Material for this task:
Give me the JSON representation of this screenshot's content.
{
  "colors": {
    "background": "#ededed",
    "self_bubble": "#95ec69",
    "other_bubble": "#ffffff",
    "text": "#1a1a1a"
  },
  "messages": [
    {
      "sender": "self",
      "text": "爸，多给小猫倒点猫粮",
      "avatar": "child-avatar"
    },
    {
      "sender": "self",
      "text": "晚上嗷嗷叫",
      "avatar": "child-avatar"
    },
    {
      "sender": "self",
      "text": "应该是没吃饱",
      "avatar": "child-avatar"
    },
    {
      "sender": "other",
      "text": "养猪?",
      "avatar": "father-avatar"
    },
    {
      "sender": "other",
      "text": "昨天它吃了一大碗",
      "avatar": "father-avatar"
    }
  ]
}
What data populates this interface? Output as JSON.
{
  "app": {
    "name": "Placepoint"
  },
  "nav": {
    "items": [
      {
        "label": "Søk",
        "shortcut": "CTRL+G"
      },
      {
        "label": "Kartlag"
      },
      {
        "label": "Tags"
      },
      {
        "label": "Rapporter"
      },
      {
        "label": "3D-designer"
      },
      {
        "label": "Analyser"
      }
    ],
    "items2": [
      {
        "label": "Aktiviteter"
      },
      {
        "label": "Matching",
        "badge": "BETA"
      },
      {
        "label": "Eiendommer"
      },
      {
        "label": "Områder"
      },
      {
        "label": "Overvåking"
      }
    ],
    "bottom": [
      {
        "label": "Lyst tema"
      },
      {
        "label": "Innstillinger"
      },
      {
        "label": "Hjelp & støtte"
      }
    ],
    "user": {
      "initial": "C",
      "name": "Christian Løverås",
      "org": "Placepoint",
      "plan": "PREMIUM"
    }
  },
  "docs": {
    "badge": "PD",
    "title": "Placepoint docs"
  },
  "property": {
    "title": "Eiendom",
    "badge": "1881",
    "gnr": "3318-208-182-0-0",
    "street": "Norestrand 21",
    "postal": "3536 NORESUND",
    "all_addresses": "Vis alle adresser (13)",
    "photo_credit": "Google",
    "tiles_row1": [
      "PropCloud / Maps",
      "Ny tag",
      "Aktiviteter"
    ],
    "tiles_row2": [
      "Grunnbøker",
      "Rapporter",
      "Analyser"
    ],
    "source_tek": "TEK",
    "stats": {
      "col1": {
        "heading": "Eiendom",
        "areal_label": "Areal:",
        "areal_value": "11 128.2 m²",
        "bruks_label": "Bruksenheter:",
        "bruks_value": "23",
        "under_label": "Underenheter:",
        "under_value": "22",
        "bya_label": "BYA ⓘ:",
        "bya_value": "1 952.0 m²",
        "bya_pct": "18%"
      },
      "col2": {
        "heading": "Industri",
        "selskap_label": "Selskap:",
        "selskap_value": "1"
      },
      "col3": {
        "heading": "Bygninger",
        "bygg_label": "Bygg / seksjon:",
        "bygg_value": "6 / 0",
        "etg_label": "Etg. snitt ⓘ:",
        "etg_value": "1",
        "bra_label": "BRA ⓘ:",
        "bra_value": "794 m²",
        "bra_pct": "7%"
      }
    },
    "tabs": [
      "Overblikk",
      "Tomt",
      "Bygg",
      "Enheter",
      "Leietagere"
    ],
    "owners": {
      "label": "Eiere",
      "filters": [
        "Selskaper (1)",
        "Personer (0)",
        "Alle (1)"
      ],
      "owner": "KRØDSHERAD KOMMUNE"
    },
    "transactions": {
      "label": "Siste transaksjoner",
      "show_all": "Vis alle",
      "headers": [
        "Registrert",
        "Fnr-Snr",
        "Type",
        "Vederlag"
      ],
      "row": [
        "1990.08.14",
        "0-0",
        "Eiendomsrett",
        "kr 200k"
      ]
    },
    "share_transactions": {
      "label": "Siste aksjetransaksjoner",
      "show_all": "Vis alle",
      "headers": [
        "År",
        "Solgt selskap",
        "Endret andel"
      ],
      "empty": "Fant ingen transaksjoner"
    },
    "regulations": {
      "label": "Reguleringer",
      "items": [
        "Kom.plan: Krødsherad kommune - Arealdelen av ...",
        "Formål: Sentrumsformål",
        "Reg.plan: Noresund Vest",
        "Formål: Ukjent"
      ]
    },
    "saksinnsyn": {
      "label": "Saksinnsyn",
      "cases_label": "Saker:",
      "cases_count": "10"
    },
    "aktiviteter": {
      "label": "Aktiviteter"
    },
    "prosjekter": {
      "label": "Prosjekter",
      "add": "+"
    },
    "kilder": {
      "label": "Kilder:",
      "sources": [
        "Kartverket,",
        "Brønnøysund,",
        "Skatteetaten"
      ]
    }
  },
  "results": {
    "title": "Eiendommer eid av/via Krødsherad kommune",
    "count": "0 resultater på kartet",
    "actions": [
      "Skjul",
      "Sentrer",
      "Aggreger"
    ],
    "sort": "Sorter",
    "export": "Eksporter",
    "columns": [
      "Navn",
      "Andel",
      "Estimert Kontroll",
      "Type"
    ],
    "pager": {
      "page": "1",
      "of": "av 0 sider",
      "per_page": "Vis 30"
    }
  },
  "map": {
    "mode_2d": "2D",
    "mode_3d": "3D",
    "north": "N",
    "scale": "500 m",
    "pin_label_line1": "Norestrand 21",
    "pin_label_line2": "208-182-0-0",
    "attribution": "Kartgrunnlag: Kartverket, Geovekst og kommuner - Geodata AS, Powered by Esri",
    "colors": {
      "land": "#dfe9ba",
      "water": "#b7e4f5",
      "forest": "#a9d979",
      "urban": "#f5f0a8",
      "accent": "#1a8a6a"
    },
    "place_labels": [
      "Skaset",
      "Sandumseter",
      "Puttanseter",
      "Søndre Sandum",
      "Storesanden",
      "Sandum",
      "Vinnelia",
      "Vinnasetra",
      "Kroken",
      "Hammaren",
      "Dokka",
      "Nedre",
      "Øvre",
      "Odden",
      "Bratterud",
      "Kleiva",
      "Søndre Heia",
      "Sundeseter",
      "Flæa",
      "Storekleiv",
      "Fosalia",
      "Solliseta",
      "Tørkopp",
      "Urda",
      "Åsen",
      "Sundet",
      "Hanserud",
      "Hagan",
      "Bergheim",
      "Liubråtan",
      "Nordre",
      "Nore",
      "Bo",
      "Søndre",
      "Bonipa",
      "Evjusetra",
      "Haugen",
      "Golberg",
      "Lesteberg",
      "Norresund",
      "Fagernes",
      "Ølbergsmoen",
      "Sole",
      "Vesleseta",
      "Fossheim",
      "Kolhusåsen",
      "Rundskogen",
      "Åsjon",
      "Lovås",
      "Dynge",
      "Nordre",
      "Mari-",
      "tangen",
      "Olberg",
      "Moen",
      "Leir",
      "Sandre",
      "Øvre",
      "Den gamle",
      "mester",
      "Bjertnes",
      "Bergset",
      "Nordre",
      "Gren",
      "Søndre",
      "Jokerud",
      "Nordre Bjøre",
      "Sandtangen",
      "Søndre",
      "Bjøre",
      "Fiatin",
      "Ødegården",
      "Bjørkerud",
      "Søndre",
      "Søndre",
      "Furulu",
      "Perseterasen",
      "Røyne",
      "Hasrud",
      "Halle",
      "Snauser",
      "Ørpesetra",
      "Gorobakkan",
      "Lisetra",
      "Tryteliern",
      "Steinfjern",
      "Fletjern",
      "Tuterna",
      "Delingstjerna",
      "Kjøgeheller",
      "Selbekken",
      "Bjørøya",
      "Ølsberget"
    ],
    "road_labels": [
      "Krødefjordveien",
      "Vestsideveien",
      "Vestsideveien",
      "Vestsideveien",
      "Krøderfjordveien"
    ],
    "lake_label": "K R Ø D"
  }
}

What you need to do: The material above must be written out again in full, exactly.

Response area:
Give me the JSON representation of this screenshot's content.
{
  "colors": {
    "background": "#ededed",
    "self_bubble": "#95ec69",
    "other_bubble": "#ffffff",
    "text": "#1a1a1a"
  },
  "messages": [
    {
      "sender": "self",
      "text": "爸，多给小猫倒点猫粮",
      "avatar": "child-avatar"
    },
    {
      "sender": "self",
      "text": "晚上嗷嗷叫",
      "avatar": "child-avatar"
    },
    {
      "sender": "self",
      "text": "应该是没吃饱",
      "avatar": "child-avatar"
    },
    {
      "sender": "other",
      "text": "养猪?",
      "avatar": "father-avatar"
    },
    {
      "sender": "other",
      "text": "昨天它吃了一大碗",
      "avatar": "father-avatar"
    }
  ]
}
What data populates this interface? Output as JSON.
{
  "app": {
    "name": "Placepoint"
  },
  "nav": {
    "items": [
      {
        "label": "Søk",
        "shortcut": "CTRL+G"
      },
      {
        "label": "Kartlag"
      },
      {
        "label": "Tags"
      },
      {
        "label": "Rapporter"
      },
      {
        "label": "3D-designer"
      },
      {
        "label": "Analyser"
      }
    ],
    "items2": [
      {
        "label": "Aktiviteter"
      },
      {
        "label": "Matching",
        "badge": "BETA"
      },
      {
        "label": "Eiendommer"
      },
      {
        "label": "Områder"
      },
      {
        "label": "Overvåking"
      }
    ],
    "bottom": [
      {
        "label": "Lyst tema"
      },
      {
        "label": "Innstillinger"
      },
      {
        "label": "Hjelp & støtte"
      }
    ],
    "user": {
      "initial": "C",
      "name": "Christian Løverås",
      "org": "Placepoint",
      "plan": "PREMIUM"
    }
  },
  "docs": {
    "badge": "PD",
    "title": "Placepoint docs"
  },
  "property": {
    "title": "Eiendom",
    "badge": "1881",
    "gnr": "3318-208-182-0-0",
    "street": "Norestrand 21",
    "postal": "3536 NORESUND",
    "all_addresses": "Vis alle adresser (13)",
    "photo_credit": "Google",
    "tiles_row1": [
      "PropCloud / Maps",
      "Ny tag",
      "Aktiviteter"
    ],
    "tiles_row2": [
      "Grunnbøker",
      "Rapporter",
      "Analyser"
    ],
    "source_tek": "TEK",
    "stats": {
      "col1": {
        "heading": "Eiendom",
        "areal_label": "Areal:",
        "areal_value": "11 128.2 m²",
        "bruks_label": "Bruksenheter:",
        "bruks_value": "23",
        "under_label": "Underenheter:",
        "under_value": "22",
        "bya_label": "BYA ⓘ:",
        "bya_value": "1 952.0 m²",
        "bya_pct": "18%"
      },
      "col2": {
        "heading": "Industri",
        "selskap_label": "Selskap:",
        "selskap_value": "1"
      },
      "col3": {
        "heading": "Bygninger",
        "bygg_label": "Bygg / seksjon:",
        "bygg_value": "6 / 0",
        "etg_label": "Etg. snitt ⓘ:",
        "etg_value": "1",
        "bra_label": "BRA ⓘ:",
        "bra_value": "794 m²",
        "bra_pct": "7%"
      }
    },
    "tabs": [
      "Overblikk",
      "Tomt",
      "Bygg",
      "Enheter",
      "Leietagere"
    ],
    "owners": {
      "label": "Eiere",
      "filters": [
        "Selskaper (1)",
        "Personer (0)",
        "Alle (1)"
      ],
      "owner": "KRØDSHERAD KOMMUNE"
    },
    "transactions": {
      "label": "Siste transaksjoner",
      "show_all": "Vis alle",
      "headers": [
        "Registrert",
        "Fnr-Snr",
        "Type",
        "Vederlag"
      ],
      "row": [
        "1990.08.14",
        "0-0",
        "Eiendomsrett",
        "kr 200k"
      ]
    },
    "share_transactions": {
      "label": "Siste aksjetransaksjoner",
      "show_all": "Vis alle",
      "headers": [
        "År",
        "Solgt selskap",
        "Endret andel"
      ],
      "empty": "Fant ingen transaksjoner"
    },
    "regulations": {
      "label": "Reguleringer",
      "items": [
        "Kom.plan: Krødsherad kommune - Arealdelen av ...",
        "Formål: Sentrumsformål",
        "Reg.plan: Noresund Vest",
        "Formål: Ukjent"
      ]
    },
    "saksinnsyn": {
      "label": "Saksinnsyn",
      "cases_label": "Saker:",
      "cases_count": "10"
    },
    "aktiviteter": {
      "label": "Aktiviteter"
    },
    "prosjekter": {
      "label": "Prosjekter",
      "add": "+"
    },
    "kilder": {
      "label": "Kilder:",
      "sources": [
        "Kartverket,",
        "Brønnøysund,",
        "Skatteetaten"
      ]
    }
  },
  "results": {
    "title": "Eiendommer eid av/via Krødsherad kommune",
    "count": "0 resultater på kartet",
    "actions": [
      "Skjul",
      "Sentrer",
      "Aggreger"
    ],
    "sort": "Sorter",
    "export": "Eksporter",
    "columns": [
      "Navn",
      "Andel",
      "Estimert Kontroll",
      "Type"
    ],
    "pager": {
      "page": "1",
      "of": "av 0 sider",
      "per_page": "Vis 30"
    }
  },
  "map": {
    "mode_2d": "2D",
    "mode_3d": "3D",
    "north": "N",
    "scale": "500 m",
    "pin_label_line1": "Norestrand 21",
    "pin_label_line2": "208-182-0-0",
    "attribution": "Kartgrunnlag: Kartverket, Geovekst og kommuner - Geodata AS, Powered by Esri",
    "colors": {
      "land": "#dfe9ba",
      "water": "#b7e4f5",
      "forest": "#a9d979",
      "urban": "#f5f0a8",
      "accent": "#1a8a6a"
    },
    "place_labels": [
      "Skaset",
      "Sandumseter",
      "Puttanseter",
      "Søndre Sandum",
      "Storesanden",
      "Sandum",
      "Vinnelia",
      "Vinnasetra",
      "Kroken",
      "Hammaren",
      "Dokka",
      "Nedre",
      "Øvre",
      "Odden",
      "Bratterud",
      "Kleiva",
      "Søndre Heia",
      "Sundeseter",
      "Flæa",
      "Storekleiv",
      "Fosalia",
      "Solliseta",
      "Tørkopp",
      "Urda",
      "Åsen",
      "Sundet",
      "Hanserud",
      "Hagan",
      "Bergheim",
      "Liubråtan",
      "Nordre",
      "Nore",
      "Bo",
      "Søndre",
      "Bonipa",
      "Evjusetra",
      "Haugen",
      "Golberg",
      "Lesteberg",
      "Norresund",
      "Fagernes",
      "Ølbergsmoen",
      "Sole",
      "Vesleseta",
      "Fossheim",
      "Kolhusåsen",
      "Rundskogen",
      "Åsjon",
      "Lovås",
      "Dynge",
      "Nordre",
      "Mari-",
      "tangen",
      "Olberg",
      "Moen",
      "Leir",
      "Sandre",
      "Øvre",
      "Den gamle",
      "mester",
      "Bjertnes",
      "Bergset",
      "Nordre",
      "Gren",
      "Søndre",
      "Jokerud",
      "Nordre Bjøre",
      "Sandtangen",
      "Søndre",
      "Bjøre",
      "Fiatin",
      "Ødegården",
      "Bjørkerud",
      "Søndre",
      "Søndre",
      "Furulu",
      "Perseterasen",
      "Røyne",
      "Hasrud",
      "Halle",
      "Snauser",
      "Ørpesetra",
      "Gorobakkan",
      "Lisetra",
      "Tryteliern",
      "Steinfjern",
      "Fletjern",
      "Tuterna",
      "Delingstjerna",
      "Kjøgeheller",
      "Selbekken",
      "Bjørøya",
      "Ølsberget"
    ],
    "road_labels": [
      "Krødefjordveien",
      "Vestsideveien",
      "Vestsideveien",
      "Vestsideveien",
      "Krøderfjordveien"
    ],
    "lake_label": "K R Ø D"
  }
}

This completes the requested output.